What is required. Give the number of lines in the data below that contain "Revit", with no other words.

Page and application data records

********************

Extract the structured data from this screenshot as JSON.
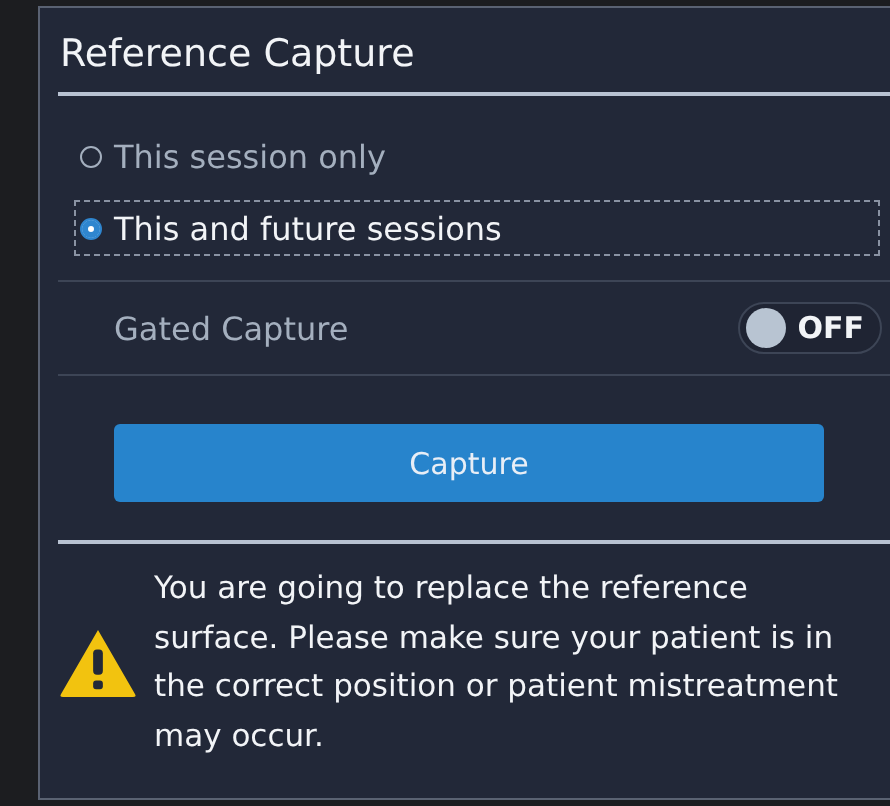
{
  "panel": {
    "title": "Reference Capture"
  },
  "options": [
    {
      "label": "This session only",
      "selected": false
    },
    {
      "label": "This and future sessions",
      "selected": true
    }
  ],
  "gated_capture": {
    "label": "Gated Capture",
    "on": false,
    "state_text": "OFF"
  },
  "capture_button": {
    "label": "Capture"
  },
  "warning": {
    "text": "You are going to replace the reference surface. Please make sure your patient is in the correct position or patient mistreatment may occur."
  }
}
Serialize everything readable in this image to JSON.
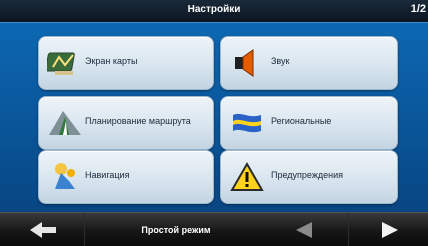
{
  "header": {
    "title": "Настройки",
    "page_indicator": "1/2"
  },
  "tiles": [
    {
      "label": "Экран карты",
      "icon": "map-screen-icon"
    },
    {
      "label": "Звук",
      "icon": "speaker-icon"
    },
    {
      "label": "Планирование маршрута",
      "icon": "route-planning-icon"
    },
    {
      "label": "Региональные",
      "icon": "flag-icon"
    },
    {
      "label": "Навигация",
      "icon": "navigation-icon"
    },
    {
      "label": "Предупреждения",
      "icon": "warning-icon"
    }
  ],
  "footer": {
    "mode_label": "Простой режим",
    "back_icon": "back-arrow-icon",
    "prev_icon": "previous-page-icon",
    "next_icon": "next-page-icon"
  },
  "colors": {
    "background": "#0a5aa0",
    "tile": "#d8e5ef",
    "bar": "#161616"
  }
}
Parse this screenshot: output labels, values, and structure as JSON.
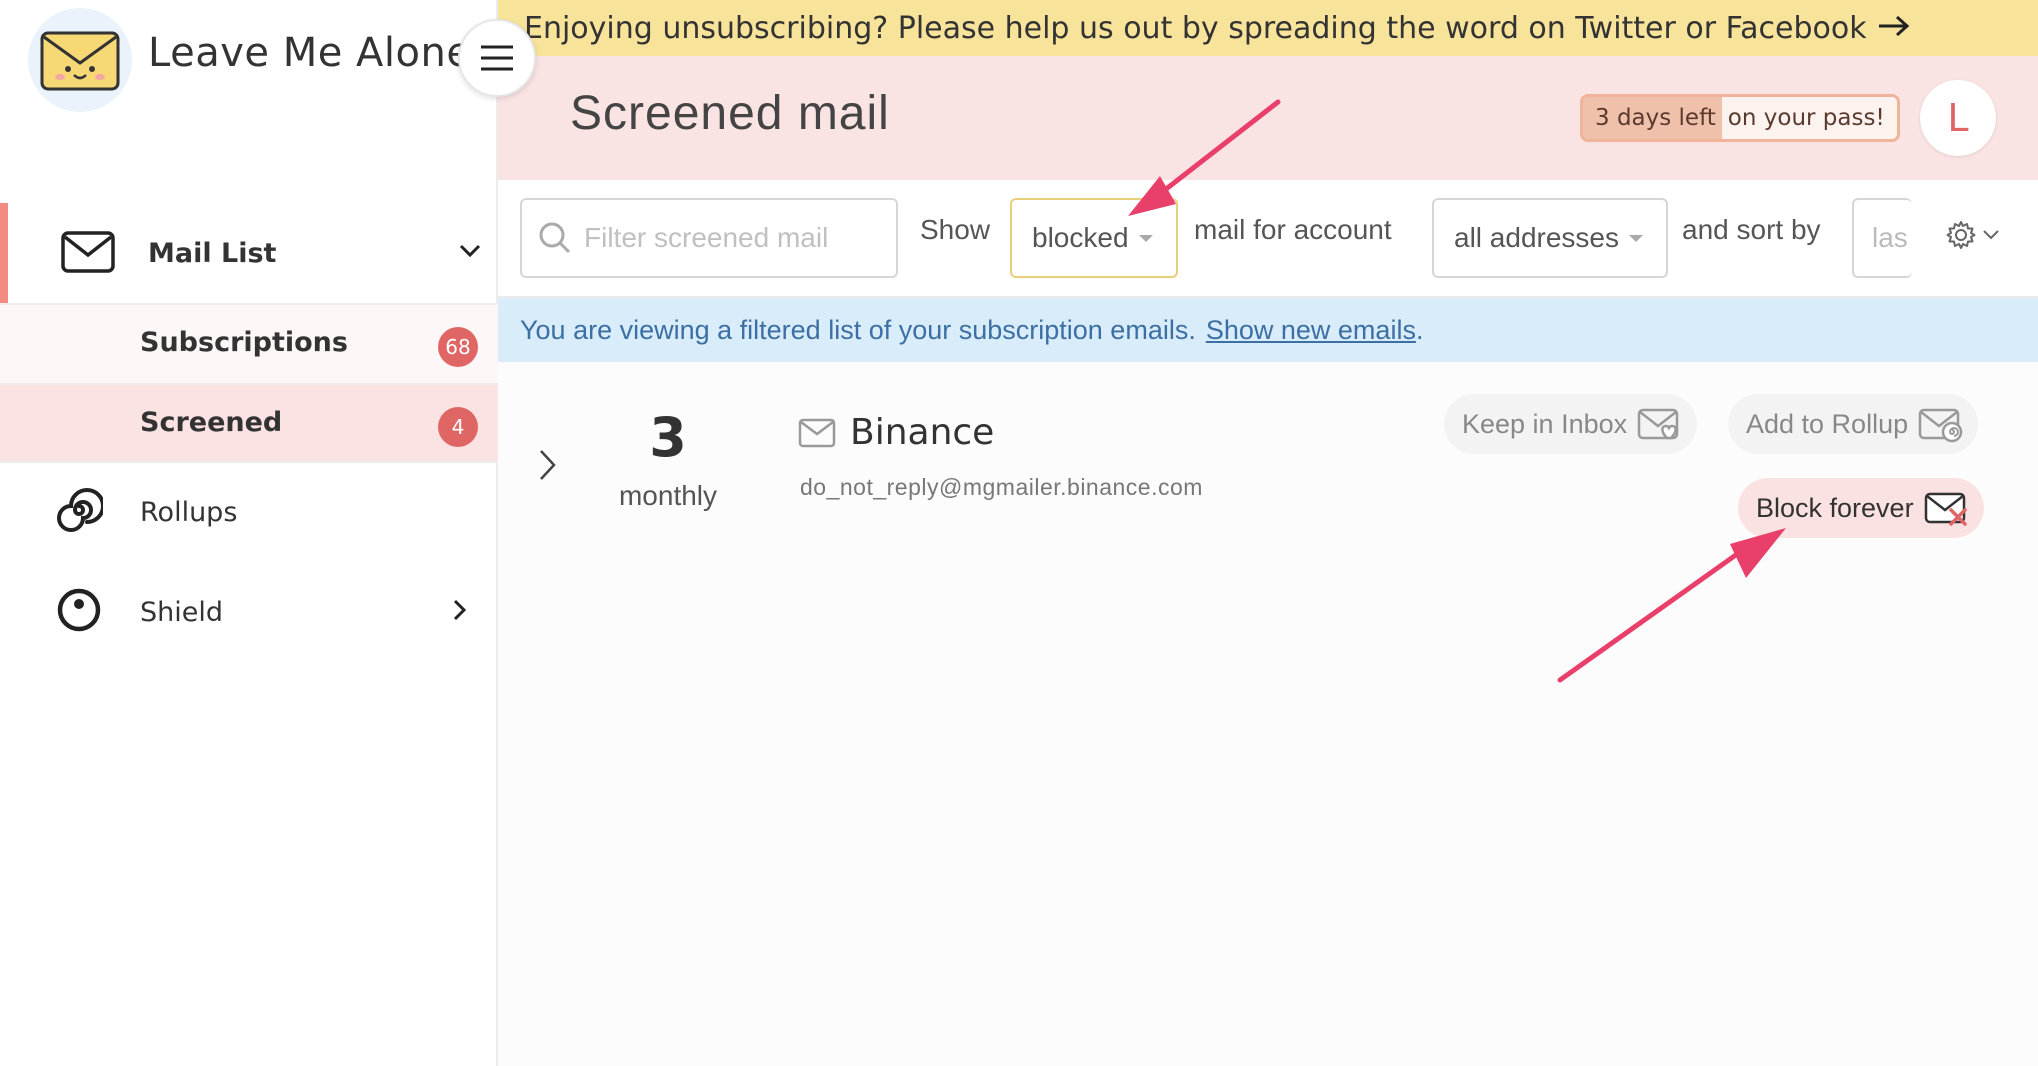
{
  "app": {
    "name": "Leave Me Alone"
  },
  "sidebar": {
    "items": [
      {
        "label": "Mail List"
      },
      {
        "label": "Subscriptions",
        "badge": "68"
      },
      {
        "label": "Screened",
        "badge": "4"
      },
      {
        "label": "Rollups"
      },
      {
        "label": "Shield"
      }
    ]
  },
  "banner": {
    "text": "Enjoying unsubscribing? Please help us out by spreading the word on Twitter or Facebook"
  },
  "header": {
    "title": "Screened mail",
    "pass_part1": "3 days left",
    "pass_part2": "on your pass!",
    "avatar_initial": "L"
  },
  "filter": {
    "search_placeholder": "Filter screened mail",
    "show_label": "Show",
    "show_value": "blocked",
    "account_label": "mail for account",
    "account_value": "all addresses",
    "sort_label": "and sort by",
    "sort_value": "las"
  },
  "info": {
    "text": "You are viewing a filtered list of your subscription emails.",
    "link": "Show new emails",
    "suffix": "."
  },
  "list": {
    "rows": [
      {
        "count": "3",
        "frequency": "monthly",
        "sender": "Binance",
        "email": "do_not_reply@mgmailer.binance.com",
        "actions": {
          "keep": "Keep in Inbox",
          "rollup": "Add to Rollup",
          "block": "Block forever"
        }
      }
    ]
  },
  "colors": {
    "accent": "#e06666",
    "banner": "#f8e39a",
    "header": "#fae3e3",
    "info": "#d8ecfa",
    "annotation": "#e8406b"
  }
}
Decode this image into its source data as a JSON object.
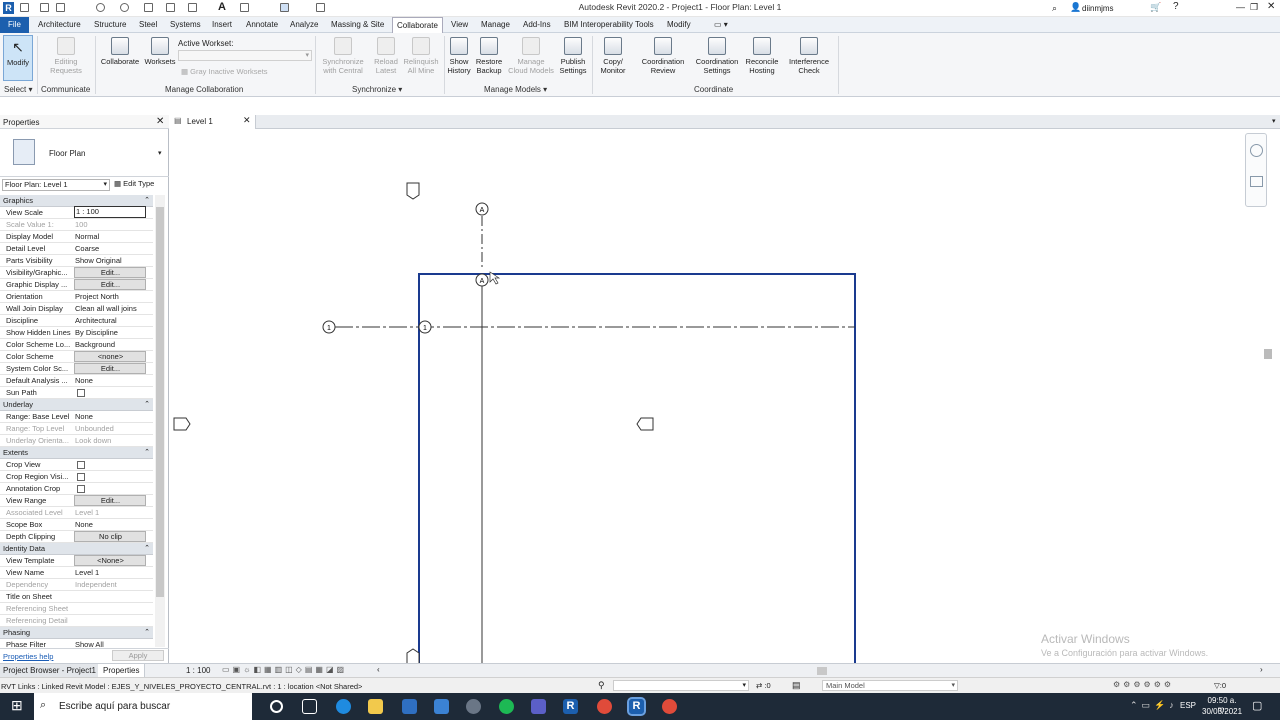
{
  "app": {
    "title": "Autodesk Revit 2020.2 - Project1 - Floor Plan: Level 1",
    "user": "diinmjms"
  },
  "tabs": [
    "File",
    "Architecture",
    "Structure",
    "Steel",
    "Systems",
    "Insert",
    "Annotate",
    "Analyze",
    "Massing & Site",
    "Collaborate",
    "View",
    "Manage",
    "Add-Ins",
    "BIM Interoperability Tools",
    "Modify"
  ],
  "ribbon": {
    "modify": "Modify",
    "select": "Select",
    "active_workset_label": "Active Workset:",
    "gray_inactive": "Gray Inactive Worksets",
    "buttons": [
      {
        "l1": "Editing",
        "l2": "Requests",
        "dis": true
      },
      {
        "l1": "Collaborate",
        "l2": "",
        "dis": false
      },
      {
        "l1": "Worksets",
        "l2": "",
        "dis": false
      },
      {
        "l1": "Synchronize",
        "l2": "with Central",
        "dis": true
      },
      {
        "l1": "Reload",
        "l2": "Latest",
        "dis": true
      },
      {
        "l1": "Relinquish",
        "l2": "All Mine",
        "dis": true
      },
      {
        "l1": "Show",
        "l2": "History",
        "dis": false
      },
      {
        "l1": "Restore",
        "l2": "Backup",
        "dis": false
      },
      {
        "l1": "Manage",
        "l2": "Cloud Models",
        "dis": true
      },
      {
        "l1": "Publish",
        "l2": "Settings",
        "dis": false
      },
      {
        "l1": "Copy/",
        "l2": "Monitor",
        "dis": false
      },
      {
        "l1": "Coordination",
        "l2": "Review",
        "dis": false
      },
      {
        "l1": "Coordination",
        "l2": "Settings",
        "dis": false
      },
      {
        "l1": "Reconcile",
        "l2": "Hosting",
        "dis": false
      },
      {
        "l1": "Interference",
        "l2": "Check",
        "dis": false
      }
    ],
    "groups": {
      "communicate": "Communicate",
      "manage_collab": "Manage Collaboration",
      "synchronize": "Synchronize",
      "manage_models": "Manage Models",
      "coordinate": "Coordinate"
    }
  },
  "properties": {
    "title": "Properties",
    "type": "Floor Plan",
    "selector": "Floor Plan: Level 1",
    "edit_type": "Edit Type",
    "help": "Properties help",
    "apply": "Apply",
    "rows": [
      {
        "s": "Graphics"
      },
      {
        "k": "View Scale",
        "v": "1 : 100",
        "box": true
      },
      {
        "k": "Scale Value    1:",
        "v": "100",
        "dim": true
      },
      {
        "k": "Display Model",
        "v": "Normal"
      },
      {
        "k": "Detail Level",
        "v": "Coarse"
      },
      {
        "k": "Parts Visibility",
        "v": "Show Original"
      },
      {
        "k": "Visibility/Graphic...",
        "v": "Edit...",
        "btn": true
      },
      {
        "k": "Graphic Display ...",
        "v": "Edit...",
        "btn": true
      },
      {
        "k": "Orientation",
        "v": "Project North"
      },
      {
        "k": "Wall Join Display",
        "v": "Clean all wall joins"
      },
      {
        "k": "Discipline",
        "v": "Architectural"
      },
      {
        "k": "Show Hidden Lines",
        "v": "By Discipline"
      },
      {
        "k": "Color Scheme Lo...",
        "v": "Background"
      },
      {
        "k": "Color Scheme",
        "v": "<none>",
        "btn": true
      },
      {
        "k": "System Color Sc...",
        "v": "Edit...",
        "btn": true
      },
      {
        "k": "Default Analysis ...",
        "v": "None"
      },
      {
        "k": "Sun Path",
        "v": "",
        "chk": true
      },
      {
        "s": "Underlay"
      },
      {
        "k": "Range: Base Level",
        "v": "None"
      },
      {
        "k": "Range: Top Level",
        "v": "Unbounded",
        "dim": true
      },
      {
        "k": "Underlay Orienta...",
        "v": "Look down",
        "dim": true
      },
      {
        "s": "Extents"
      },
      {
        "k": "Crop View",
        "v": "",
        "chk": true
      },
      {
        "k": "Crop Region Visi...",
        "v": "",
        "chk": true
      },
      {
        "k": "Annotation Crop",
        "v": "",
        "chk": true
      },
      {
        "k": "View Range",
        "v": "Edit...",
        "btn": true
      },
      {
        "k": "Associated Level",
        "v": "Level 1",
        "dim": true
      },
      {
        "k": "Scope Box",
        "v": "None"
      },
      {
        "k": "Depth Clipping",
        "v": "No clip",
        "btn": true
      },
      {
        "s": "Identity Data"
      },
      {
        "k": "View Template",
        "v": "<None>",
        "btn": true
      },
      {
        "k": "View Name",
        "v": "Level 1"
      },
      {
        "k": "Dependency",
        "v": "Independent",
        "dim": true
      },
      {
        "k": "Title on Sheet",
        "v": ""
      },
      {
        "k": "Referencing Sheet",
        "v": "",
        "dim": true
      },
      {
        "k": "Referencing Detail",
        "v": "",
        "dim": true
      },
      {
        "s": "Phasing"
      },
      {
        "k": "Phase Filter",
        "v": "Show All"
      }
    ]
  },
  "view_tab": "Level 1",
  "grid": {
    "a": "A",
    "one": "1"
  },
  "bottom": {
    "browser": "Project Browser - Project1",
    "properties": "Properties",
    "scale": "1 : 100"
  },
  "status": {
    "text": "RVT Links : Linked Revit Model : EJES_Y_NIVELES_PROYECTO_CENTRAL.rvt : 1 : location <Not Shared>",
    "zero": ":0",
    "model": "Main Model"
  },
  "watermark": {
    "l1": "Activar Windows",
    "l2": "Ve a Configuración para activar Windows."
  },
  "taskbar": {
    "search": "Escribe aquí para buscar",
    "lang": "ESP",
    "time": "09:50 a. m.",
    "date": "30/03/2021"
  }
}
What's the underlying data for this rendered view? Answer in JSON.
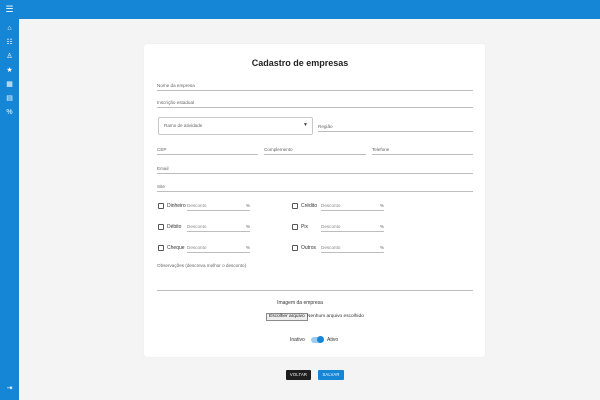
{
  "sidebar": {
    "icons": [
      "home-icon",
      "list-icon",
      "user-plus-icon",
      "star-icon",
      "building-icon",
      "report-icon",
      "percent-icon",
      "logout-icon"
    ]
  },
  "form": {
    "title": "Cadastro de empresas",
    "nome_empresa": "Nome da empresa",
    "inscricao_estadual": "Inscrição estadual",
    "ramo_atividade": "Ramo de atividade",
    "regiao": "Região",
    "cep": "CEP",
    "complemento": "Complemento",
    "telefone": "Telefone",
    "email": "Email",
    "site": "Site",
    "discount_placeholder": "Desconto",
    "percent": "%",
    "payments_left": [
      "Dinheiro",
      "Débito",
      "Cheque"
    ],
    "payments_right": [
      "Crédito",
      "Pix",
      "Outros"
    ],
    "observacoes": "Observações (descreva melhor o desconto)",
    "imagem_label": "Imagem da empresa",
    "file_button": "Escolher arquivo",
    "file_status": "Nenhum arquivo escolhido",
    "toggle_off": "Inativo",
    "toggle_on": "Ativo"
  },
  "actions": {
    "back": "VOLTAR",
    "save": "SALVAR"
  },
  "colors": {
    "primary": "#1586d6",
    "dark_button": "#1e1e1e",
    "background": "#f4f4f4"
  }
}
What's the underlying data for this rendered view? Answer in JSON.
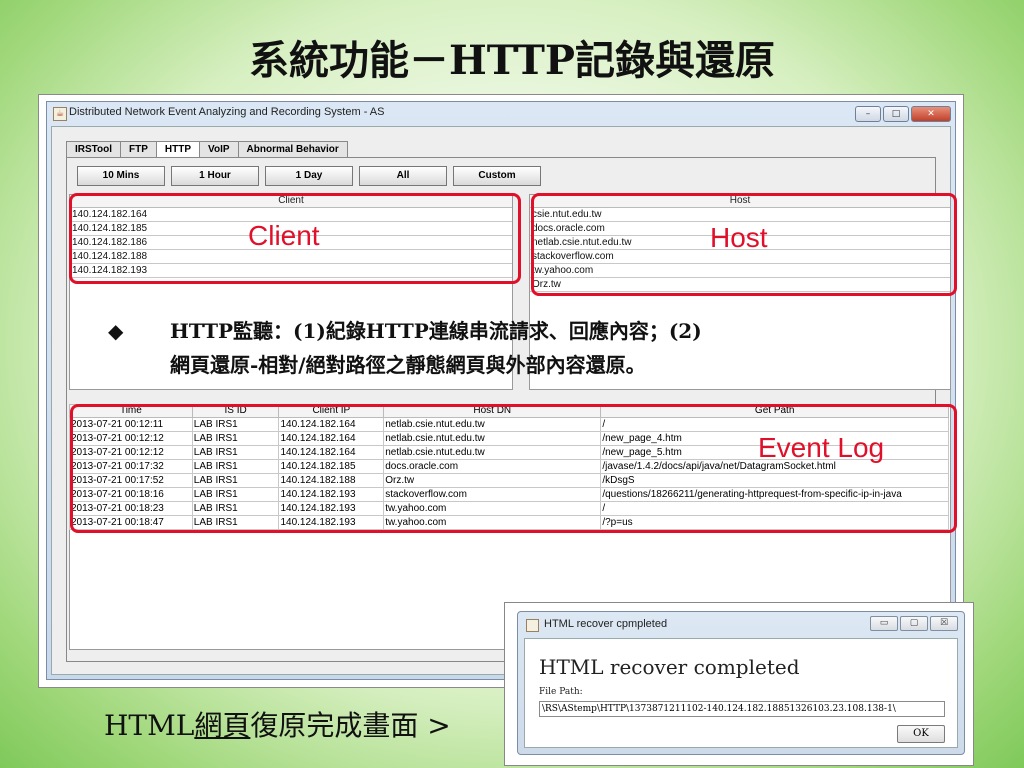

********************

Task solution. 2